■ Work required: Go through the listing beneath this task and return every line that carries the string "label".

[Start of section]

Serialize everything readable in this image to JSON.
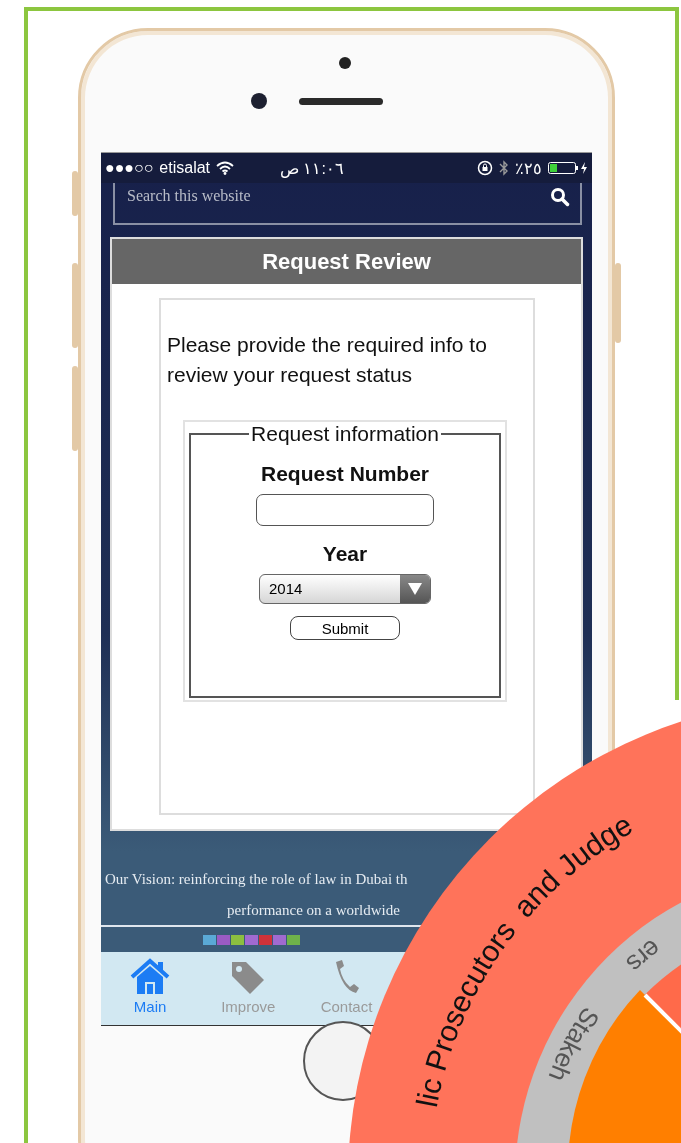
{
  "status_bar": {
    "signal": "●●●○○",
    "carrier": "etisalat",
    "time": "١١:٠٦ ص",
    "battery": "٢٥٪"
  },
  "search": {
    "placeholder": "Search this website"
  },
  "panel": {
    "title": "Request Review",
    "instructions": "Please provide the required info to review your request status",
    "form": {
      "legend": "Request information",
      "fields": [
        {
          "kind": "text",
          "label": "Request Number"
        },
        {
          "kind": "select",
          "label": "Year",
          "value": "2014"
        }
      ],
      "submit": "Submit"
    }
  },
  "footer": {
    "vision_lines": [
      "Our Vision: reinforcing the role of law in Dubai th",
      "performance on a worldwide"
    ]
  },
  "tab_bar": [
    {
      "label": "Main",
      "selected": true
    },
    {
      "label": "Improve",
      "selected": false
    },
    {
      "label": "Contact",
      "selected": false
    }
  ],
  "diagram": {
    "outer_ring_texts": [
      "lic Prosecutors",
      "and Judge"
    ],
    "inner_ring_texts": [
      "Stakeh",
      "ers"
    ]
  }
}
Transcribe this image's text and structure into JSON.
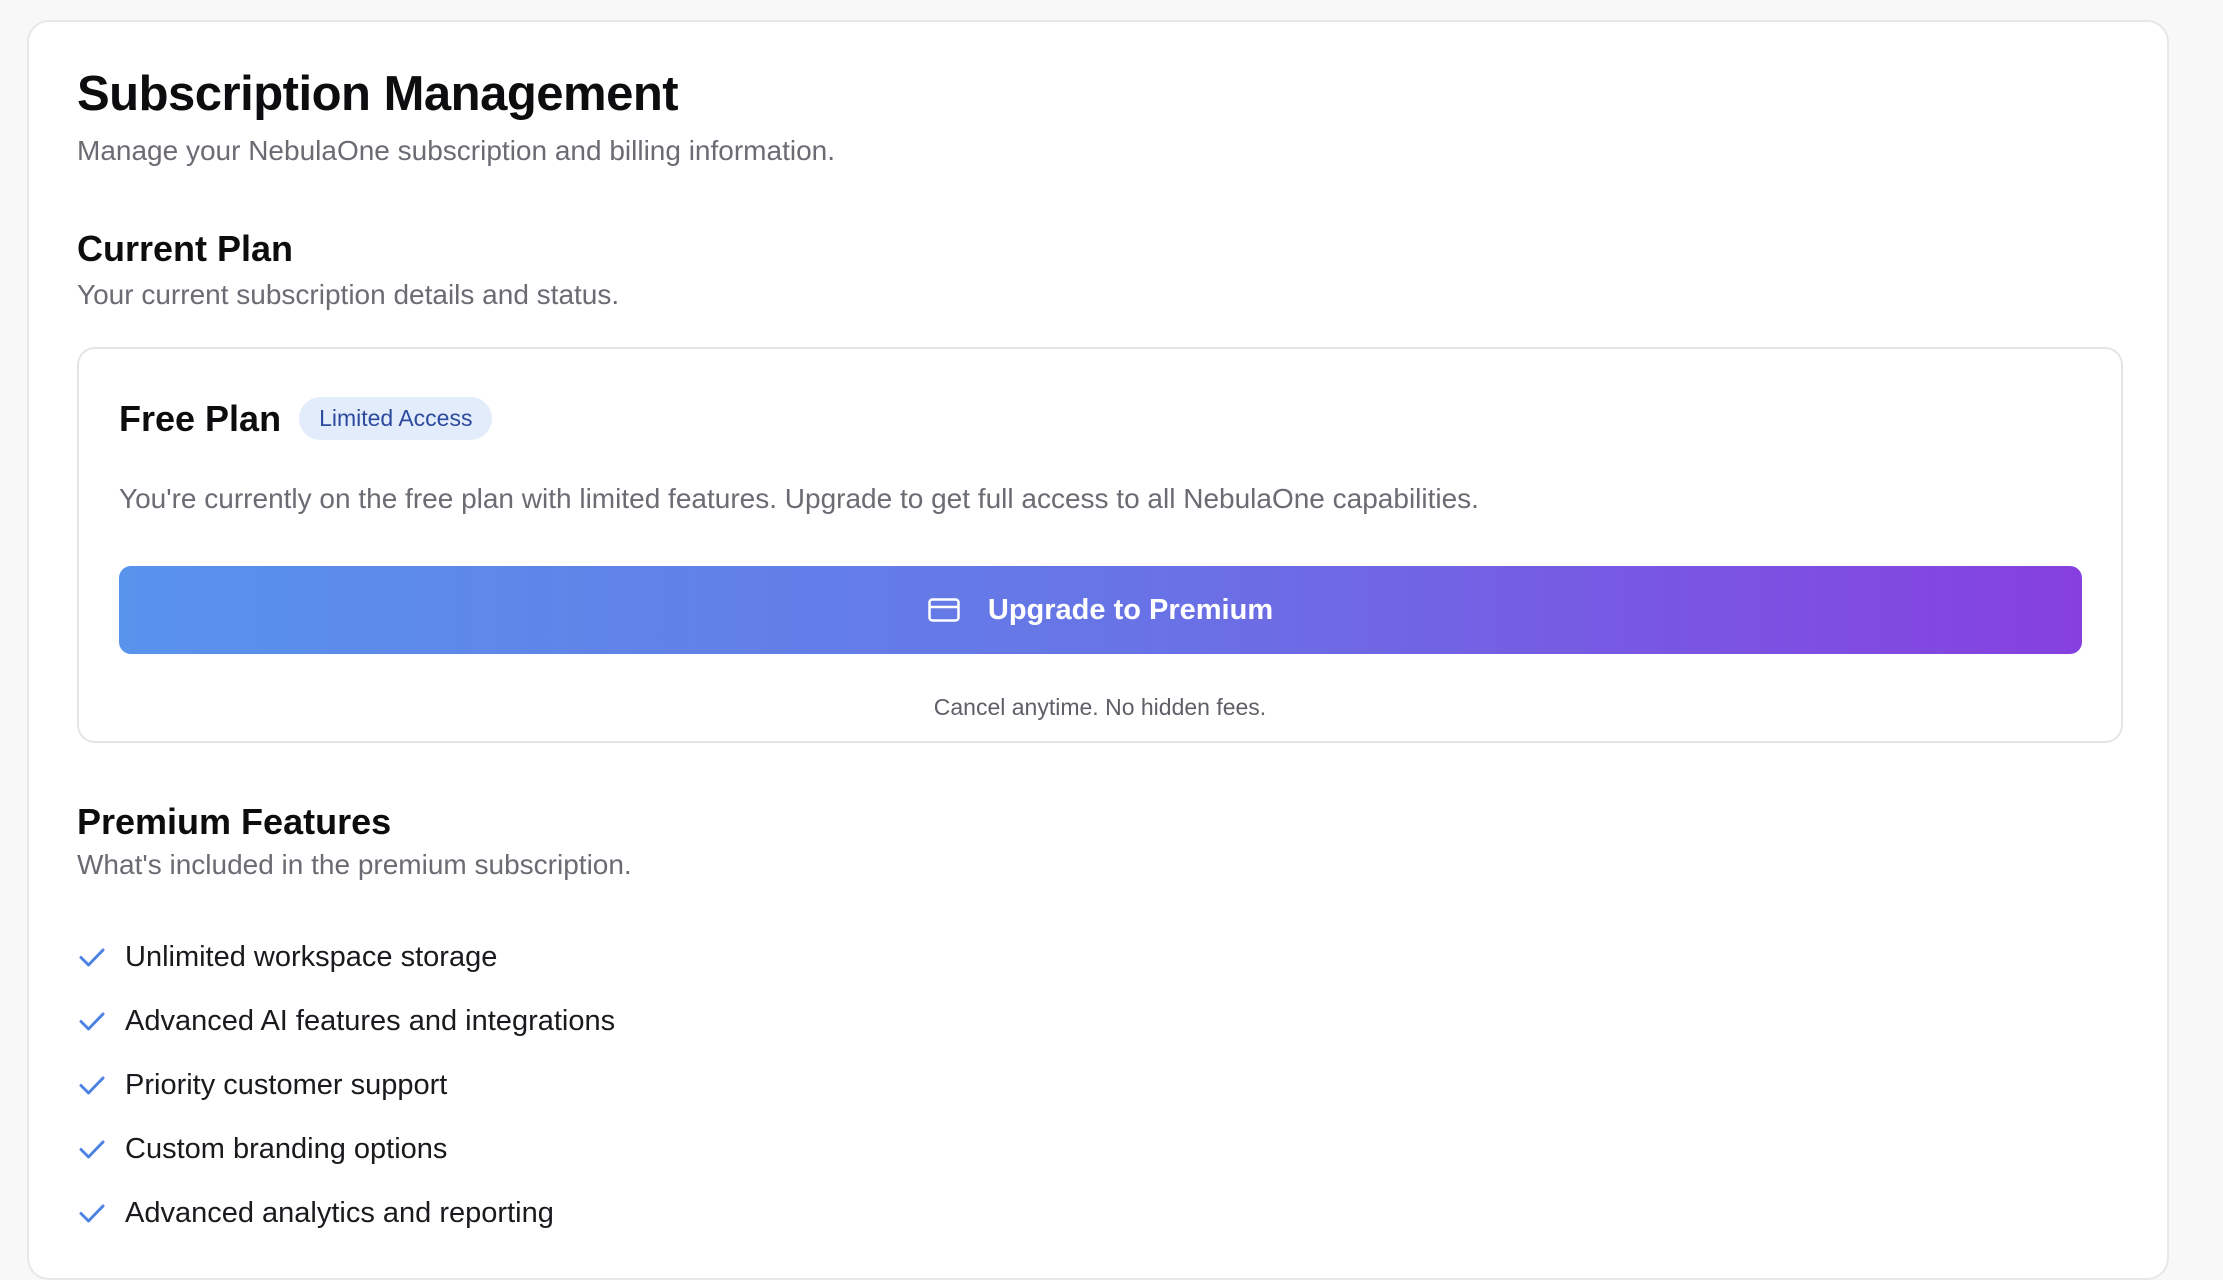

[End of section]

■ Answer for the task:
          "label": "Request Number"
          "label": "Year",
      "label": "Main",
      "label": "Improve",
      "label": "Contact",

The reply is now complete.